--- Supplied data Enclosed Below ---

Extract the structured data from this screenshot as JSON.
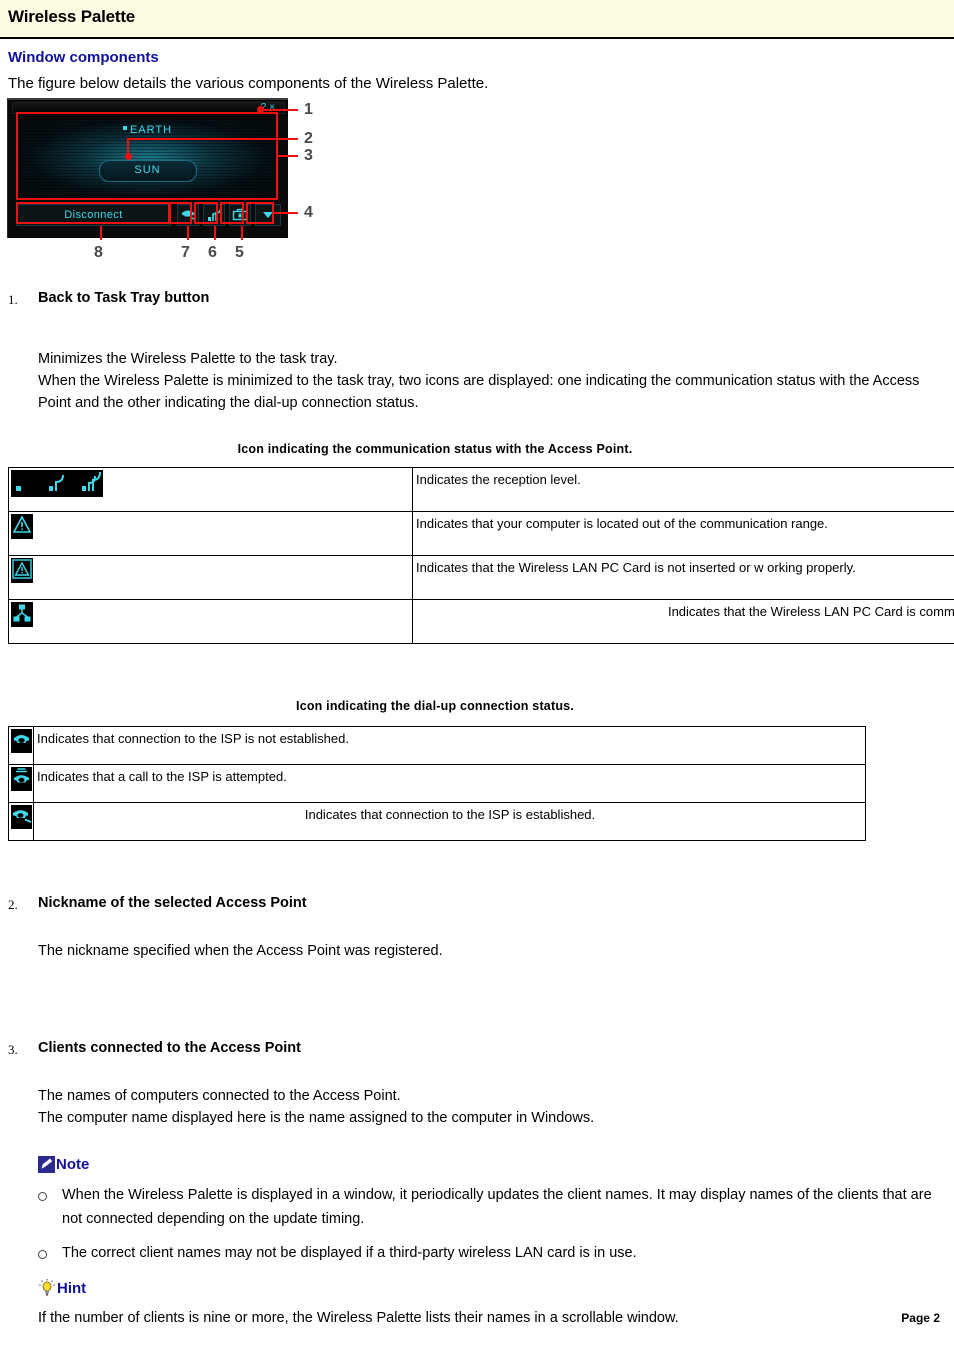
{
  "document": {
    "title": "Wireless Palette",
    "page_label": "Page 2"
  },
  "section": {
    "heading": "Window components",
    "intro": "The figure below details the various components of the Wireless Palette."
  },
  "figure": {
    "window": {
      "help_button": "?",
      "close_button": "×",
      "access_point_name": "EARTH",
      "client_name": "SUN",
      "disconnect_label": "Disconnect",
      "buttons": [
        {
          "index": "7",
          "icon": "telephone-icon"
        },
        {
          "index": "6",
          "icon": "signal-strength-icon"
        },
        {
          "index": "5",
          "icon": "toolbox-icon"
        },
        {
          "index": "4",
          "icon": "chevron-down-icon"
        }
      ]
    },
    "callouts": [
      "1",
      "2",
      "3",
      "4",
      "5",
      "6",
      "7",
      "8"
    ],
    "colors": {
      "annotation": "#ee1111",
      "cyan": "#3fd8ea",
      "window_bg": "#0a0a0a"
    }
  },
  "items": [
    {
      "number": "1.",
      "heading": "Back to Task Tray button",
      "paragraphs": [
        "Minimizes the Wireless Palette to the task tray.",
        "When the Wireless Palette is minimized to the task tray, two icons are displayed: one indicating the communication status with the Access Point and the other indicating the dial-up connection status."
      ]
    },
    {
      "number": "2.",
      "heading": "Nickname of the selected Access Point",
      "paragraphs": [
        "The nickname specified when the Access Point was registered."
      ]
    },
    {
      "number": "3.",
      "heading": "Clients connected to the Access Point",
      "paragraphs": [
        "The names of computers connected to the Access Point.",
        "The computer name displayed here is the name assigned to the computer in Windows."
      ]
    }
  ],
  "comm_table": {
    "caption": "Icon indicating the communication status with the Access Point.",
    "rows": [
      {
        "icon": "signal-level-icons",
        "text": "Indicates the reception level.",
        "align": "left"
      },
      {
        "icon": "warning-triangle-icon",
        "text": "Indicates that your computer is located out of the communication range.",
        "align": "left"
      },
      {
        "icon": "card-error-icon",
        "text": "Indicates that the Wireless LAN PC Card is not inserted or w orking properly.",
        "align": "left"
      },
      {
        "icon": "peer-network-icon",
        "text": "Indicates that the Wireless LAN PC Card is communicating in th",
        "align": "right"
      }
    ]
  },
  "dial_table": {
    "caption": "Icon indicating the dial-up connection status.",
    "rows": [
      {
        "icon": "telephone-idle-icon",
        "text": "Indicates that connection to the ISP is not established.",
        "align": "left"
      },
      {
        "icon": "telephone-ringing-icon",
        "text": "Indicates that a call to the ISP is attempted.",
        "align": "left"
      },
      {
        "icon": "telephone-connected-icon",
        "text": "Indicates that connection to the ISP is established.",
        "align": "center"
      }
    ]
  },
  "note": {
    "label": "Note",
    "bullets": [
      "When the Wireless Palette is displayed in a window, it periodically updates the client names. It may display names of the clients that are not connected depending on the update timing.",
      "The correct client names may not be displayed if a third-party wireless LAN card is in use."
    ]
  },
  "hint": {
    "label": "Hint",
    "text": "If the number of clients is nine or more, the Wireless Palette lists their names in a scrollable window."
  }
}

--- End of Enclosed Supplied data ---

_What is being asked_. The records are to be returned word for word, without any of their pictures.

_Response for this exercise_.
Extract the structured data from this screenshot as JSON.
{
  "document": {
    "title": "Wireless Palette",
    "page_label": "Page 2"
  },
  "section": {
    "heading": "Window components",
    "intro": "The figure below details the various components of the Wireless Palette."
  },
  "figure": {
    "window": {
      "help_button": "?",
      "close_button": "×",
      "access_point_name": "EARTH",
      "client_name": "SUN",
      "disconnect_label": "Disconnect",
      "buttons": [
        {
          "index": "7",
          "icon": "telephone-icon"
        },
        {
          "index": "6",
          "icon": "signal-strength-icon"
        },
        {
          "index": "5",
          "icon": "toolbox-icon"
        },
        {
          "index": "4",
          "icon": "chevron-down-icon"
        }
      ]
    },
    "callouts": [
      "1",
      "2",
      "3",
      "4",
      "5",
      "6",
      "7",
      "8"
    ],
    "colors": {
      "annotation": "#ee1111",
      "cyan": "#3fd8ea",
      "window_bg": "#0a0a0a"
    }
  },
  "items": [
    {
      "number": "1.",
      "heading": "Back to Task Tray button",
      "paragraphs": [
        "Minimizes the Wireless Palette to the task tray.",
        "When the Wireless Palette is minimized to the task tray, two icons are displayed: one indicating the communication status with the Access Point and the other indicating the dial-up connection status."
      ]
    },
    {
      "number": "2.",
      "heading": "Nickname of the selected Access Point",
      "paragraphs": [
        "The nickname specified when the Access Point was registered."
      ]
    },
    {
      "number": "3.",
      "heading": "Clients connected to the Access Point",
      "paragraphs": [
        "The names of computers connected to the Access Point.",
        "The computer name displayed here is the name assigned to the computer in Windows."
      ]
    }
  ],
  "comm_table": {
    "caption": "Icon indicating the communication status with the Access Point.",
    "rows": [
      {
        "icon": "signal-level-icons",
        "text": "Indicates the reception level.",
        "align": "left"
      },
      {
        "icon": "warning-triangle-icon",
        "text": "Indicates that your computer is located out of the communication range.",
        "align": "left"
      },
      {
        "icon": "card-error-icon",
        "text": "Indicates that the Wireless LAN PC Card is not inserted or w orking properly.",
        "align": "left"
      },
      {
        "icon": "peer-network-icon",
        "text": "Indicates that the Wireless LAN PC Card is communicating in th",
        "align": "right"
      }
    ]
  },
  "dial_table": {
    "caption": "Icon indicating the dial-up connection status.",
    "rows": [
      {
        "icon": "telephone-idle-icon",
        "text": "Indicates that connection to the ISP is not established.",
        "align": "left"
      },
      {
        "icon": "telephone-ringing-icon",
        "text": "Indicates that a call to the ISP is attempted.",
        "align": "left"
      },
      {
        "icon": "telephone-connected-icon",
        "text": "Indicates that connection to the ISP is established.",
        "align": "center"
      }
    ]
  },
  "note": {
    "label": "Note",
    "bullets": [
      "When the Wireless Palette is displayed in a window, it periodically updates the client names. It may display names of the clients that are not connected depending on the update timing.",
      "The correct client names may not be displayed if a third-party wireless LAN card is in use."
    ]
  },
  "hint": {
    "label": "Hint",
    "text": "If the number of clients is nine or more, the Wireless Palette lists their names in a scrollable window."
  }
}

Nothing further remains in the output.